Tibetan Buddhist leader the Dalai Lama is currently visiting New Zealand. Despite little promotion his public talks attract large attendances. Last Sunday he spoke to a meeting of 10,000 people in Auckland (see Compassion before Destruction for Dalai Lama, NZ Herald). People are attracted by his personality, the situation of his country and his teachings. This is interesting because Buddhism is a clear illustration of how morals, values and the capacity for good do not require belief in a god. (It is a non-theist religion). The public admiration of the Dalai Lama illustrates to me that, in practice, people don’t really require a divine source for their morals and values. They don’t accept the charge that atheism cannot provide a basis for morality.
Buddhist teachings include a morality which most people accept. They also provide practical methods for overcome negative influences and doing good in the world. These are important also because these methods do not require any acceptance of the more debatable teachings such as those on rebirth or a non-material consciousness. Anyone can accept this morality and practice Buddhist meditation, whatever their religious or other beliefs.
The openness of the Dalai Lama also impresses. He has had a long interest in science and has actively worked to overcome suspicions at the science/religion interface. Western science, particularly in the psychological and neuroscience areas, has responded with a similar openness and respect. In recent years scientific methods have been applied to investigate meditation. Education programmes incorporating some Buddhist approaches have been developed. Regular meetings of Buddhist specialists with scientists from a number of disciplines occur. Daniel Coleman’s book dealing with destructive emotions is an example of the outcome of these meetings (click on image for details).
The Dalai Lama has often said that where science produces knowledge which conflicts with Buddhist teaching then Buddhism will have to change. To me this sort of statement is refreshing because it is not often heard from religious leaders.

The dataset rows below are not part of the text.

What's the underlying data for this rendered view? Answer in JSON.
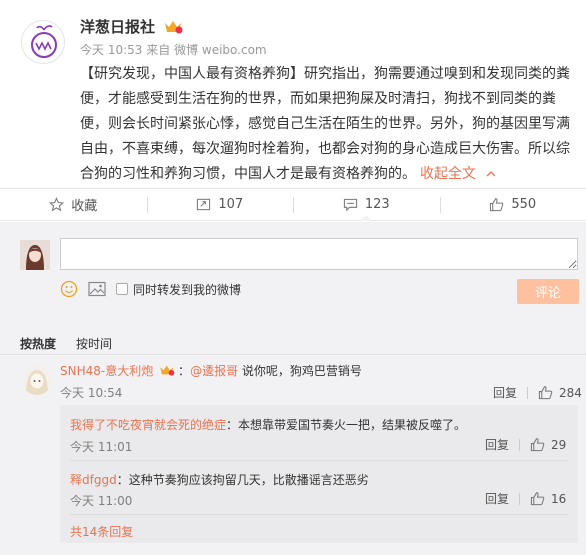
{
  "post": {
    "author": "洋葱日报社",
    "time": "今天 10:53",
    "source_prefix": "来自",
    "source": "微博 weibo.com",
    "tag": "【研究发现，中国人最有资格养狗】",
    "body": "研究指出，狗需要通过嗅到和发现同类的粪便，才能感受到生活在狗的世界，而如果把狗屎及时清扫，狗找不到同类的粪便，则会长时间紧张心悸，感觉自己生活在陌生的世界。另外，狗的基因里写满自由，不喜束缚，每次遛狗时栓着狗，也都会对狗的身心造成巨大伤害。所以综合狗的习性和养狗习惯，中国人才是最有资格养狗的。",
    "collapse_label": "收起全文",
    "accent_color": "#eb7350"
  },
  "actions": {
    "favorite_label": "收藏",
    "repost_count": "107",
    "comment_count": "123",
    "like_count": "550"
  },
  "composer": {
    "placeholder": "",
    "also_repost_label": "同时转发到我的微博",
    "submit_label": "评论",
    "submit_color": "#ffc09f"
  },
  "sort": {
    "by_hot": "按热度",
    "by_time": "按时间"
  },
  "comments": [
    {
      "user": "SNH48-意大利炮",
      "mention": "@逶报哥",
      "text": " 说你呢，狗鸡巴营销号",
      "time": "今天 10:54",
      "reply_label": "回复",
      "likes": "284",
      "replies": [
        {
          "user": "我得了不吃夜宵就会死的绝症",
          "text": "：本想靠带爱国节奏火一把，结果被反噬了。",
          "time": "今天 11:01",
          "reply_label": "回复",
          "likes": "29"
        },
        {
          "user": "释dfggd",
          "text": "：这种节奏狗应该拘留几天，比散播谣言还恶劣",
          "time": "今天 11:00",
          "reply_label": "回复",
          "likes": "16"
        }
      ],
      "more_label": "共14条回复"
    }
  ]
}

I know that the more moderate religious groups do accept scientific knowledge, but there are still large numbers who reject it.

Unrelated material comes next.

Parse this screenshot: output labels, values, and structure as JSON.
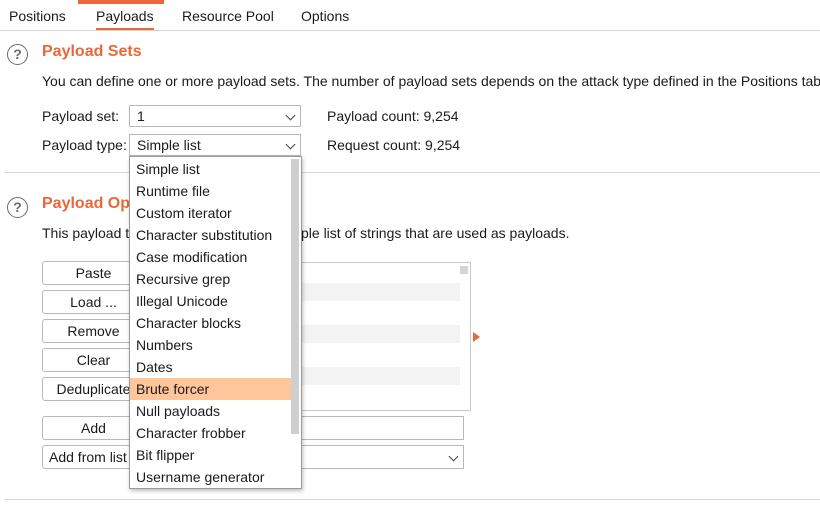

In New Zealand Buddhism has the third largest number of adherents after Christianity and Hinduism according to the census data on religions.